In about a month, the Arrowverse on CW Network will unveil its latest crossover special, Elseworlds (not to be confused with my own Arrowverse Elseworld — yes, blatant plug). Greg Berlanti’s production company and his creative staff have rolled out the crossover in the tradition of crossing over characters in the comic books they’re based on.

I’ve previously discussed the Crisis on Earth-X crossover and why the DC TV Universe has worked better in building up excitement for heroes coming together than DC’s attempt to build a shared cinematic universe.

The tradition of building to crossovers arguably started when Arrow was the only DC show featured on CW. During Arrow’s second season, the creative team rolled out a pair of episodes featuring Barry Allen, who would go on to get his own TV series, The Flash.

The two episodes, “The Scientist” and “Three Ghosts,” moved along Arrow’s overarching storyline for its second season, while introducing viewers to somebody who Berlanti wanted to have featured in his own series. The rest, as they say, is history.

In the two episodes, Barry Allen plays a key role in helping Oliver Queen, John Diggle and Felicity Smoak determine what happened during a break-in at Queen Consolidated. Though Allen has yet to become The Flash, it’s the first time Allen teams up with Queen to solve a case. Along the way, Allen becomes integral in saving Queen’s life.

The episodes introduce audiences to Cyrus Gold — in the comics, Gold would become the zombie supervillain known as Solomon Grundy. In Arrow, Gold is re-imagined as a criminal on whom Brother Blood tests the super soldier serum called mirakura. The test is a success and Gold assists Blood in acquiring technology to mass produce the mirakura.

Though Queen ultimately foils Blood’s plans, we learn toward the end of The Three Ghosts that Blood is being backed by Slade Wilson, a former friend of Queen’s. The tale told through flashbacks shows Queen and Wilson forming a bond as they try to escape Lian Yu, only for Queen to betray Wilson’s trust. Wilson is injected with mirakura, which causes him to become unhinged. Thanks to Queen’s betrayal, Wilson become obsessed with bringing Queen down.

Not only do we advance the overarching storyline of Wilson’s pursuit of Queen, the stage is set for Allen to become The Flash, thanks to a final scene in the Three Ghosts episode.

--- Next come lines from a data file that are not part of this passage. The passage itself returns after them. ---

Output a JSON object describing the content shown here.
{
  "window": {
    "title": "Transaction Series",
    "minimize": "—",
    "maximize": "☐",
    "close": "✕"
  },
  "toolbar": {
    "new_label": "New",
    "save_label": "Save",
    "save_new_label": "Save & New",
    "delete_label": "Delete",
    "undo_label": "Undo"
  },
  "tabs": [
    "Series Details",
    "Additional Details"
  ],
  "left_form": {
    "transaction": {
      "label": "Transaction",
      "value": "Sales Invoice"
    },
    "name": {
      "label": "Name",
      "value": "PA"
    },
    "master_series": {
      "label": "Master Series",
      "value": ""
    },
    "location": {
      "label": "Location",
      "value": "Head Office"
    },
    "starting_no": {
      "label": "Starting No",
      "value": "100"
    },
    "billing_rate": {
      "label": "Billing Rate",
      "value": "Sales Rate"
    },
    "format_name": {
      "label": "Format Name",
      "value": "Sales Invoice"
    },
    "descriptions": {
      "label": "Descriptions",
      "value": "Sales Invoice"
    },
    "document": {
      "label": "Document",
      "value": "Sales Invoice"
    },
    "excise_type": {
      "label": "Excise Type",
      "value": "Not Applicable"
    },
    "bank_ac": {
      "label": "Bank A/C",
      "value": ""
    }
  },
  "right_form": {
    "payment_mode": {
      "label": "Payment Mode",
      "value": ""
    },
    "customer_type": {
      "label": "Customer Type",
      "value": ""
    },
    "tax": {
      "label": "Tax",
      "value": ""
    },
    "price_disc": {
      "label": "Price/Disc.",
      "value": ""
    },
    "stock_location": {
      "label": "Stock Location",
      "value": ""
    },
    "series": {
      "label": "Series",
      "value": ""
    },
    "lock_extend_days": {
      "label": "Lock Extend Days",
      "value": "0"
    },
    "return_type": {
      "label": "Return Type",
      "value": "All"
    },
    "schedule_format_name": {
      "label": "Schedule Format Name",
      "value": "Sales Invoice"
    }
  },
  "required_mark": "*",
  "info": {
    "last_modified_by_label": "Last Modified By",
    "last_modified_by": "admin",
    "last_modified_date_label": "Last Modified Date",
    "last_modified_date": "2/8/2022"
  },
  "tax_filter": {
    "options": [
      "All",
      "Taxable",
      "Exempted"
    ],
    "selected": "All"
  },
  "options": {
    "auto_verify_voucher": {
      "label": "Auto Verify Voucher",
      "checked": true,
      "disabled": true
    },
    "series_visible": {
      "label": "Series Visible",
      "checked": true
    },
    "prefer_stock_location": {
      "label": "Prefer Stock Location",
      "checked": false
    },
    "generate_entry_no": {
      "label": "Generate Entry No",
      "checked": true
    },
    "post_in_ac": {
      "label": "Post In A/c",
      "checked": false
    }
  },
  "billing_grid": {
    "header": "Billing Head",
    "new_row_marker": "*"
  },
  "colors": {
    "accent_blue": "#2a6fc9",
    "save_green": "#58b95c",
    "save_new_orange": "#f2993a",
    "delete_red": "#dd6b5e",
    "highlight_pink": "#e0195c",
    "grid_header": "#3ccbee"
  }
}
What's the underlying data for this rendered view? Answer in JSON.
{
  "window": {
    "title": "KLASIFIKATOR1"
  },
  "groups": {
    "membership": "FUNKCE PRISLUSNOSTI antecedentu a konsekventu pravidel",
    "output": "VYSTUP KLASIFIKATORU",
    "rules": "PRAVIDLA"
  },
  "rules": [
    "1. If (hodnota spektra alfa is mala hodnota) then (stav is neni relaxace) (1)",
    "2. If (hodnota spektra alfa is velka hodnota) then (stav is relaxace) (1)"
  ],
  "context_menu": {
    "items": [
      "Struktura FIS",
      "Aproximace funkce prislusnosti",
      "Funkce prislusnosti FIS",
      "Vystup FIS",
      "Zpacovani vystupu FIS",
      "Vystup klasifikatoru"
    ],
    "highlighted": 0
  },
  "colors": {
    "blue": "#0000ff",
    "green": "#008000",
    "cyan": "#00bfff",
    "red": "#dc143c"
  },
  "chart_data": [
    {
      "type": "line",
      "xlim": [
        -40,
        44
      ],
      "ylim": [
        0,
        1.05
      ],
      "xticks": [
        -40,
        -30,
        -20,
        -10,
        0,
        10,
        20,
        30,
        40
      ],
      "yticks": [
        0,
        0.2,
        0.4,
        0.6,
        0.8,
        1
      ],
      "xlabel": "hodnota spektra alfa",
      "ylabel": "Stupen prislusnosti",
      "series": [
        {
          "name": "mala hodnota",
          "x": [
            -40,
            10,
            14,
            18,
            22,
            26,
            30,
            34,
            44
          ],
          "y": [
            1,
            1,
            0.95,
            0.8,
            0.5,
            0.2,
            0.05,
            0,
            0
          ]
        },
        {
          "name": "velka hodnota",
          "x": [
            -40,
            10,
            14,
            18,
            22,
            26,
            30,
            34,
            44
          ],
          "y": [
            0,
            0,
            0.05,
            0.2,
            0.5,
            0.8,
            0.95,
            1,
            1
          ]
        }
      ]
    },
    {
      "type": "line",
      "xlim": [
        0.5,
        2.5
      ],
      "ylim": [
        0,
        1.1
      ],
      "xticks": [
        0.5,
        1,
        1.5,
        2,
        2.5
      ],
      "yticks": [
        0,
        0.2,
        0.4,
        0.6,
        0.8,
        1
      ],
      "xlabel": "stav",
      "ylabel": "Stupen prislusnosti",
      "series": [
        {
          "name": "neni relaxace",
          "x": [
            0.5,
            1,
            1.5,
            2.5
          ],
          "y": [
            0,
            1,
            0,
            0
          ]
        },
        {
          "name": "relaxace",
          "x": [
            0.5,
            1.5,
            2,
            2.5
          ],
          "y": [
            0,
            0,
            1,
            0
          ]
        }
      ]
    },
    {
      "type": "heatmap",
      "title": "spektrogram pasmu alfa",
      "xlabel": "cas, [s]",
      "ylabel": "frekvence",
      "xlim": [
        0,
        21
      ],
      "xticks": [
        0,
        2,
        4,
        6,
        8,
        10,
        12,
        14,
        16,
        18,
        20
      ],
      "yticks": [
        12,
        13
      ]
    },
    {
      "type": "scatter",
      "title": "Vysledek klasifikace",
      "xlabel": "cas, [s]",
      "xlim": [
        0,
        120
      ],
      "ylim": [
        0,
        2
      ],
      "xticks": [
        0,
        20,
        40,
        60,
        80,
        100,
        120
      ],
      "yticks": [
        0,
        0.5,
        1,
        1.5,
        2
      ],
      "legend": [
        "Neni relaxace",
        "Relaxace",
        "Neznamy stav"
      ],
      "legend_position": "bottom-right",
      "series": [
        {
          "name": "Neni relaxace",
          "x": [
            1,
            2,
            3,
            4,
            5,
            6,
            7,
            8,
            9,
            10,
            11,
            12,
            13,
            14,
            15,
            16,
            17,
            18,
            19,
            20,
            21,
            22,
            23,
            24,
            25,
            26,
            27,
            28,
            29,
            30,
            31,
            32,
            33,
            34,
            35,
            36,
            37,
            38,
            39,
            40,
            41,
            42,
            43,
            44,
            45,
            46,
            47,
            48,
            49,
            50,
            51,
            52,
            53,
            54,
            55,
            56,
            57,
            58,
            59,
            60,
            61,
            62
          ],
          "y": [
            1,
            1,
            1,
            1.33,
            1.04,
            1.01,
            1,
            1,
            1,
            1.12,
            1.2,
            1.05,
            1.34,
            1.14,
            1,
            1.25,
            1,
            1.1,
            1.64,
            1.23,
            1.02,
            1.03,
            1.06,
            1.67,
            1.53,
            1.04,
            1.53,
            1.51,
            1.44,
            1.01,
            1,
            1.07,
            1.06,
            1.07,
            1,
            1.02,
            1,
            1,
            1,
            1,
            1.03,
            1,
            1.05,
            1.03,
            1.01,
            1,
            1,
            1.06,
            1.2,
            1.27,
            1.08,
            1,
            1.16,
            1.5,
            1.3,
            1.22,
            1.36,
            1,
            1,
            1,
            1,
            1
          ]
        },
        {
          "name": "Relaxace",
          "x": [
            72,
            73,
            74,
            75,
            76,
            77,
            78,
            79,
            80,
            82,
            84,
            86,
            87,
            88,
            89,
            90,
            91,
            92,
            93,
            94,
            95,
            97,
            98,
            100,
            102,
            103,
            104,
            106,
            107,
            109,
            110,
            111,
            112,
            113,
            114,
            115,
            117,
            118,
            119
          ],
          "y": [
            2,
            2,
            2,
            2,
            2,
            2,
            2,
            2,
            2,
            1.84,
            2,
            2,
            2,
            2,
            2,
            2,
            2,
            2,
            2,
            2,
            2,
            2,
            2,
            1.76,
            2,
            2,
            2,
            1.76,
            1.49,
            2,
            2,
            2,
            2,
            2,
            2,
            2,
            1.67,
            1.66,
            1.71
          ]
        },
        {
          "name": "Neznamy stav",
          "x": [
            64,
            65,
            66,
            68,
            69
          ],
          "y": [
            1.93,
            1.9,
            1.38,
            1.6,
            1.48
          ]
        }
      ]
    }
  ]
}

What’s also set is Queen taking another step toward completing his ultimate look as the Green Arrow — a mask Allen creates and presents to Queen as a gift.

Though technically not considered a crossover, the two episodes set up the idea for how shows would cross over with one another and how heroes would come together to solve a problem.

And like most of Season Two of Arrow, the episodes still hold up. Arrow’s second season remains the show’s best overall season and the appearance of Barry Allen for two episodes is one of many reasons the second season works so well.

In the coming weeks, I’ll look at the actual crossovers that have happened, as we build toward the Elseworlds crossover for Arrowverse this year. I’ve already reviewed Crisis on Earth-X, so I won’t go into that one again, but I’ll look at the others and see how well they hold up.